In connection with my cases, I've done some research on lawsuits involving State Farm in state courts in Arkansas and in federal courts around the country. Here's the chart of the number of State Farm cases in Arkansas over the past 20 years:  

State Farm First Party Cases in Arkansas.jpg

 The trend holds true generally for national cases involving State Farm:

state farm federal case chart.png

This case filing information is proof that State Farm has ramped up its litigation department in keeping with the delay, deny, defend strategy used by State Farm and other insurance companies.

These are just cases where State Farm was a named party. State Farm is involved in vastly more cases where State Farm stays in the shadows and defends cases against people who caused accidents. It's difficult to determine which insurance companies are involved in these types of cases, since the Arkansas Administrative Office of the Courts and its federal counterpart, Pacer, don't keep track of the identity of insurance companies in these "third party" cases. This prevents the public from identifying trends about which insurance companies are bogging down court systems across the country.

It sure seems like we need to change our laws to shine more light on these insurance company tactics. At the Chaney Law Firm, we fight to expose bad faith insurance tactics, one case at a time.

Insurers refusing to defend insureds may lose defenses to coverage


An interesting ruling came down in New York recently about the duty to defend. The duty to defend requires an insurance company to pay for a legal defense whenever one of its insureds gets sued. The duty to defend is very broad, and can only be defeated where the allegations in the lawsuit against the insured make it clear there is no insurance coverage. 

In contrast, the duty to indemnify is much narrower. It requires a judgment against the insured (or a settlement) before an insurance company must pay for damages. In some cases, coverage questions or disputes over the amount of damages warrant taking a case to a jury. If the jury decides there is no coverage or no damages, the duty to indemnify is never triggered. However, the insurance company is still required to foot the bill for its insured's legal defense.

In the New York case, the insured had to fight the insurance company over whether his company would be provided a lawyer.  The insurance company lost that battle and tried to claim it had no duty to indemnify the insured based on a coverage issue. New York's highest court of appeals rejected that argument.
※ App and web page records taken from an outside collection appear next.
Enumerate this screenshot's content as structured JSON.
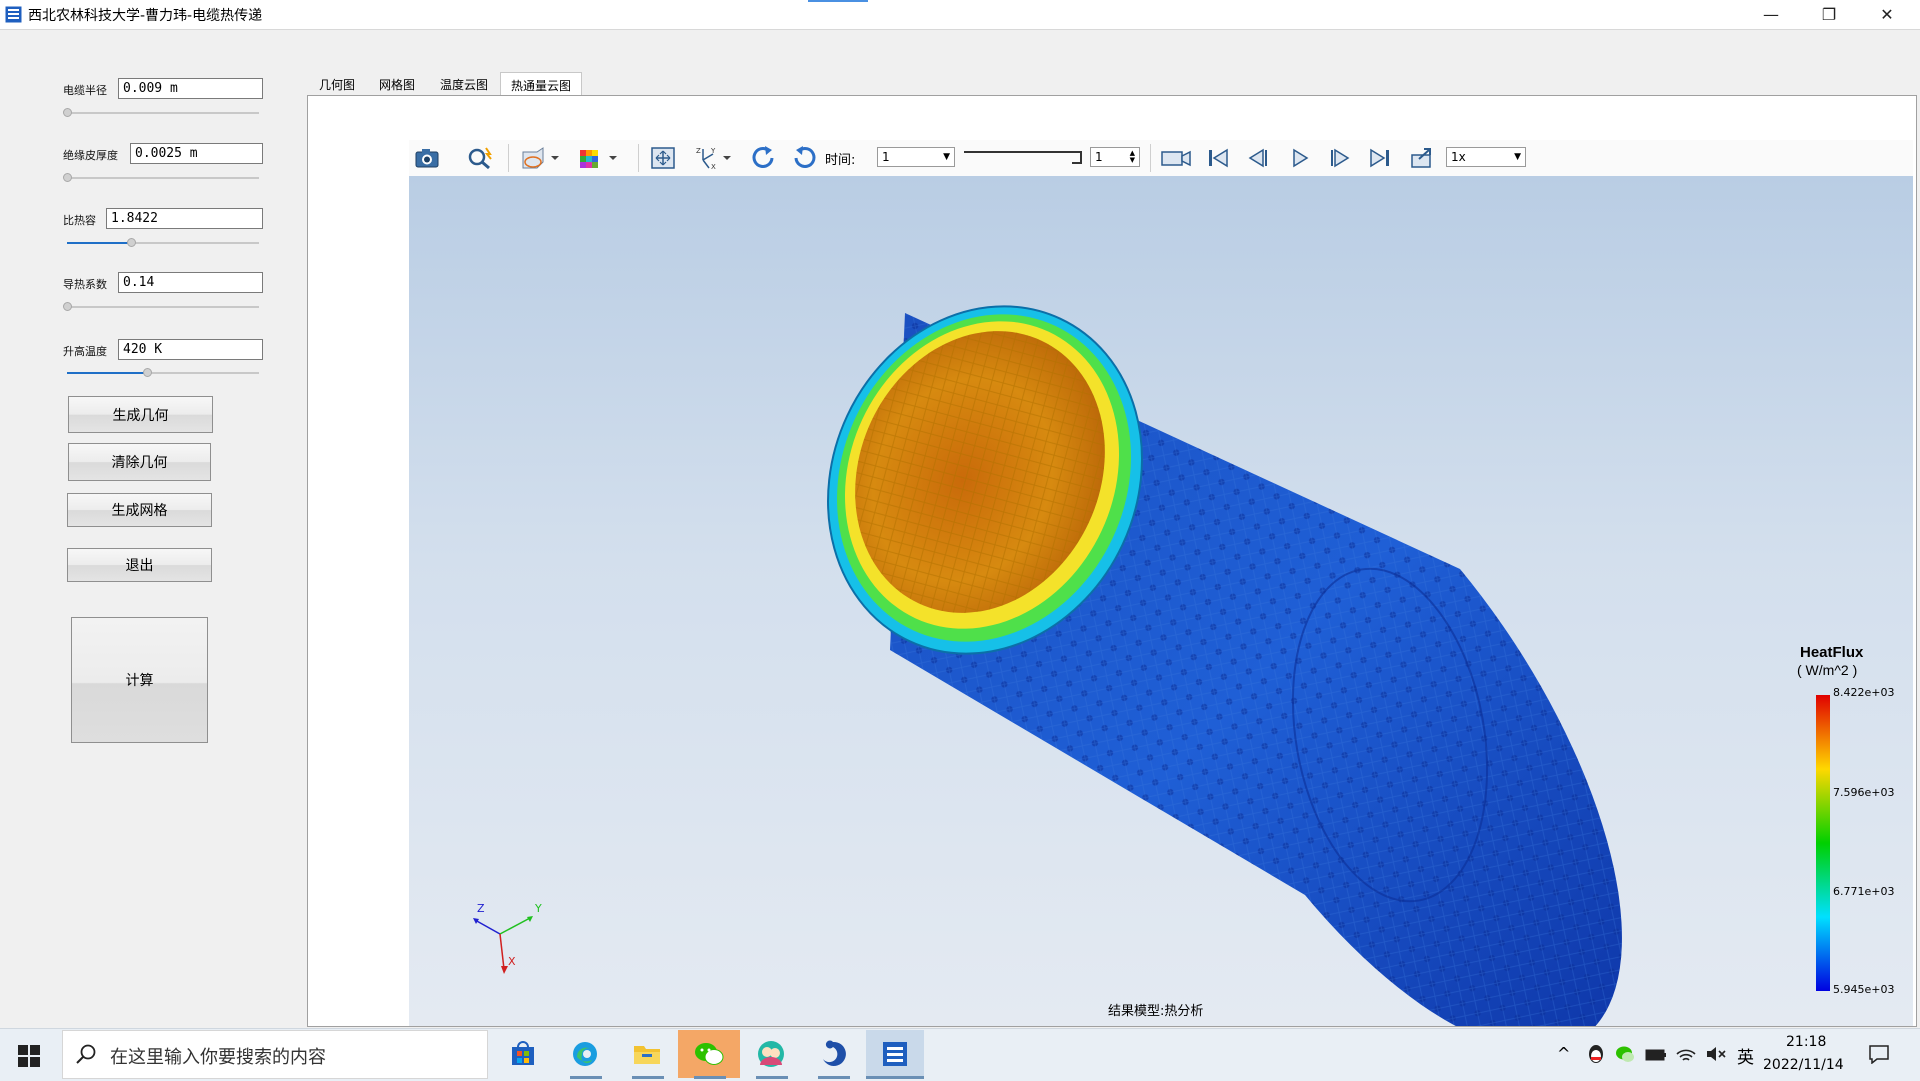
{
  "window": {
    "title": "西北农林科技大学-曹力玮-电缆热传递",
    "controls": {
      "minimize": "—",
      "restore": "❐",
      "close": "✕"
    }
  },
  "params": [
    {
      "label": "电缆半径",
      "value": "0.009 m",
      "slider_fraction": 0.0
    },
    {
      "label": "绝缘皮厚度",
      "value": "0.0025 m",
      "slider_fraction": 0.0
    },
    {
      "label": "比热容",
      "value": "1.8422",
      "slider_fraction": 0.33
    },
    {
      "label": "导热系数",
      "value": "0.14",
      "slider_fraction": 0.0
    },
    {
      "label": "升高温度",
      "value": "420 K",
      "slider_fraction": 0.42
    }
  ],
  "buttons": {
    "generate_geometry": "生成几何",
    "clear_geometry": "清除几何",
    "generate_mesh": "生成网格",
    "exit": "退出",
    "compute": "计算"
  },
  "tabs": [
    {
      "label": "几何图",
      "active": false
    },
    {
      "label": "网格图",
      "active": false
    },
    {
      "label": "温度云图",
      "active": false
    },
    {
      "label": "热通量云图",
      "active": true
    }
  ],
  "toolbar": {
    "time_label": "时间:",
    "time_value": "1",
    "step_value": "1",
    "speed_value": "1x",
    "icons": [
      "camera-icon",
      "zoom-icon",
      "display-mode-icon",
      "color-cube-icon",
      "fit-view-icon",
      "axes-icon",
      "rotate-cw-icon",
      "rotate-ccw-icon",
      "record-icon",
      "first-frame-icon",
      "prev-frame-icon",
      "play-icon",
      "next-frame-icon",
      "last-frame-icon",
      "export-icon"
    ]
  },
  "legend": {
    "title": "HeatFlux",
    "unit": "( W/m^2 )",
    "ticks": [
      "8.422e+03",
      "7.596e+03",
      "6.771e+03",
      "5.945e+03"
    ]
  },
  "axes_triad": {
    "z": "Z",
    "y": "Y",
    "x": "X"
  },
  "model_caption": "结果模型:热分析",
  "taskbar": {
    "search_placeholder": "在这里输入你要搜索的内容",
    "apps": [
      "store-icon",
      "edge-icon",
      "explorer-icon",
      "wechat-icon",
      "contacts-icon",
      "swirl-app-icon",
      "cable-app-icon"
    ],
    "tray": {
      "caret": "^",
      "ime": "英",
      "time": "21:18",
      "date": "2022/11/14"
    }
  },
  "colors": {
    "accent": "#1f6fc7",
    "legend_top": "#e00000",
    "legend_bottom": "#0000e0"
  }
}
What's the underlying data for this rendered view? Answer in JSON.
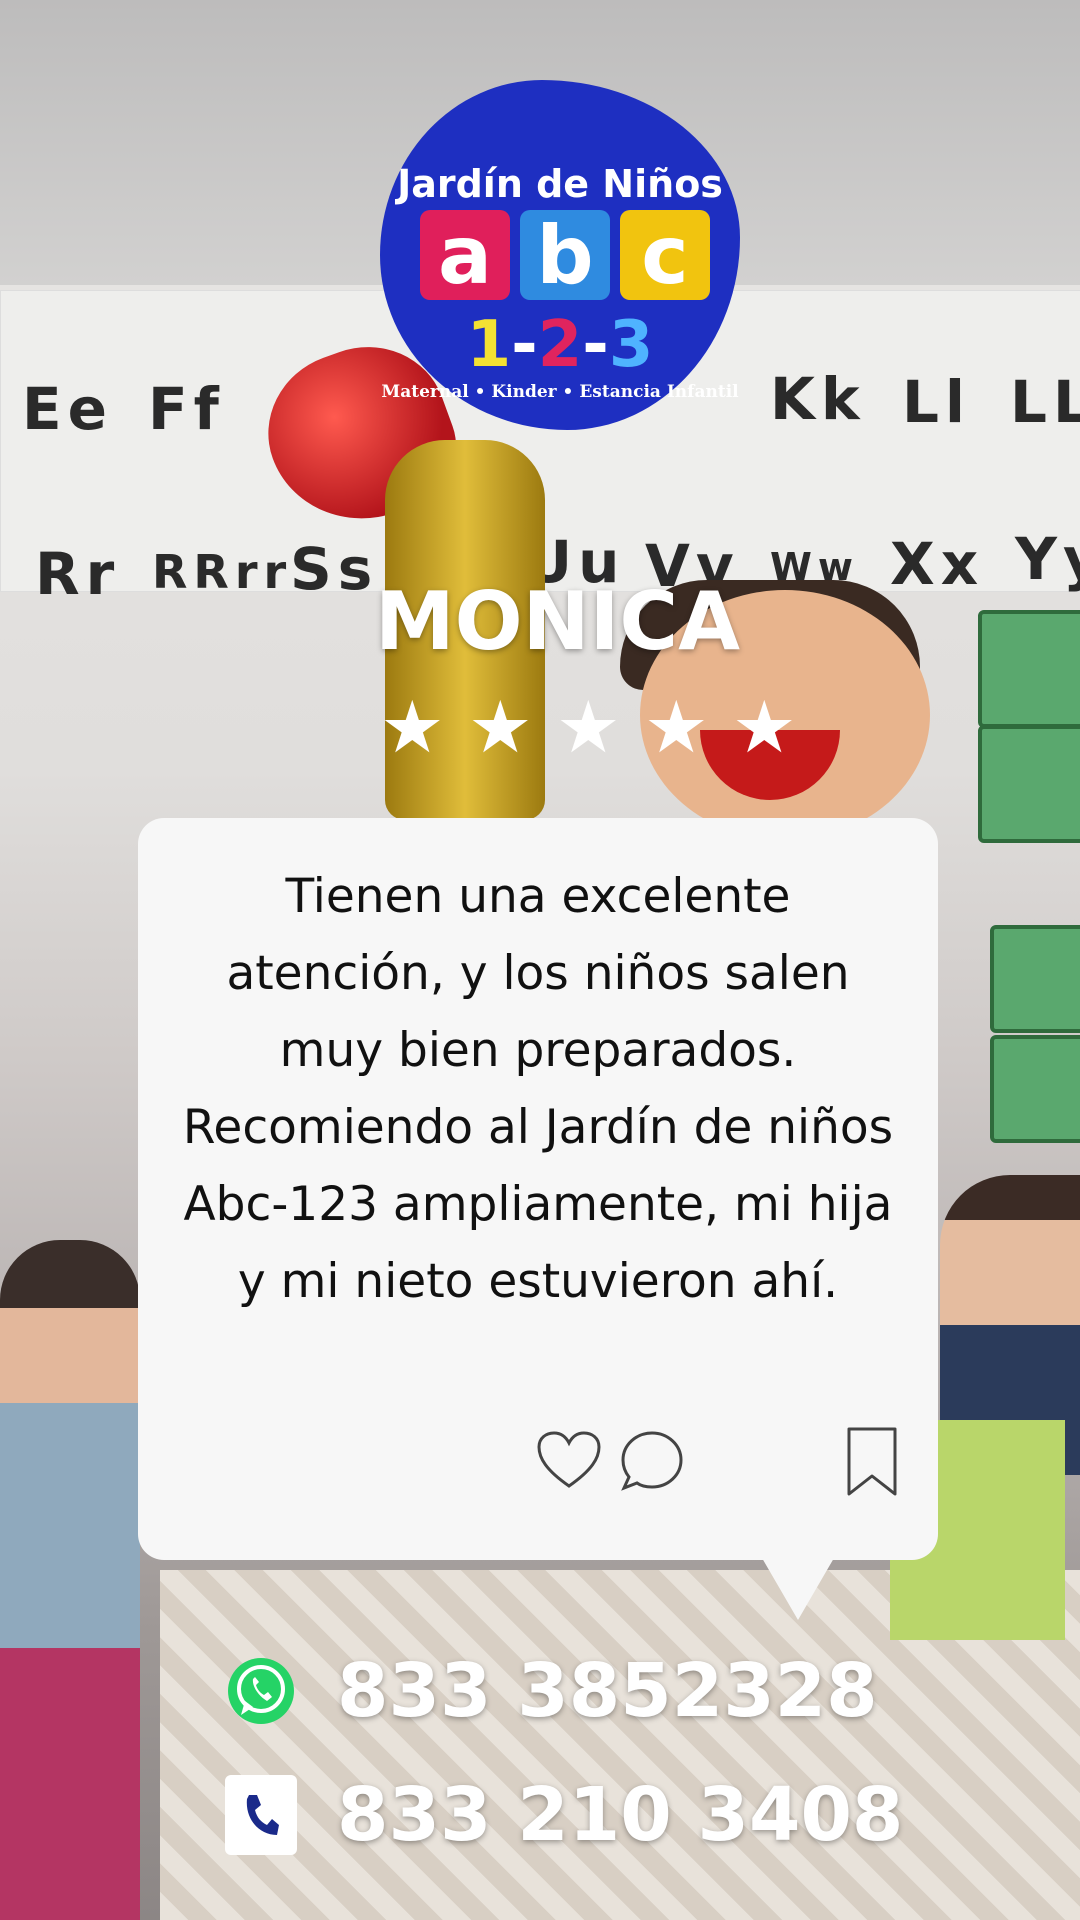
{
  "logo": {
    "title": "Jardín de Niños",
    "letters": [
      "a",
      "b",
      "c"
    ],
    "numbers": "1-2-3",
    "subtitle": "Maternal • Kinder • Estancia Infantil",
    "colors": {
      "splash": "#1e2fc1",
      "a": "#e01f5b",
      "b": "#2f8be0",
      "c": "#f1c40f"
    }
  },
  "background": {
    "wall_letters": [
      "Ee",
      "Ff",
      "Kk",
      "Ll",
      "LLl",
      "Rr",
      "RRrr",
      "Ss",
      "Uu",
      "Vv",
      "Ww",
      "Xx",
      "Yy"
    ]
  },
  "review": {
    "name": "MONICA",
    "stars": 5,
    "text": "Tienen una excelente atención, y los niños salen muy bien preparados. Recomiendo al Jardín de niños Abc-123 ampliamente, mi hija y mi nieto estuvieron ahí.",
    "icons": [
      "heart-icon",
      "comment-icon",
      "bookmark-icon"
    ]
  },
  "contacts": [
    {
      "icon": "whatsapp-icon",
      "number": "833 3852328"
    },
    {
      "icon": "phone-icon",
      "number": "833 210 3408"
    }
  ]
}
That Court held that the insurance company's wrongful decision to refuse a lawyer to its insured meant that the insurance company was liable up to its policy limits.

In many cases, insurance companies try to prolong the litigation process in hopes that its opponents will give up or run out of money. With such deep pockets, insurance companies can afford to take several bites at the apple. Kudos to the New York Court of Appeals for recognizing this fact and ruling that an insurance company must play fair if it wants to preserve all of its legal defenses.

We could use a rule like this in Arkansas. I worked a case once where a farmer spent six figures in legal fees defending three lawsuits against his farm. His insurance company wrongfully denied coverage, and it took more than a year in litigation to force the insurance company to pay for his defense. Luckily for him, he had the resources to pay his attorneys; many people would have been bled dry and simply given up. A version of this New York rule would be a good candidate for insurance reform in upcoming legislative cycles.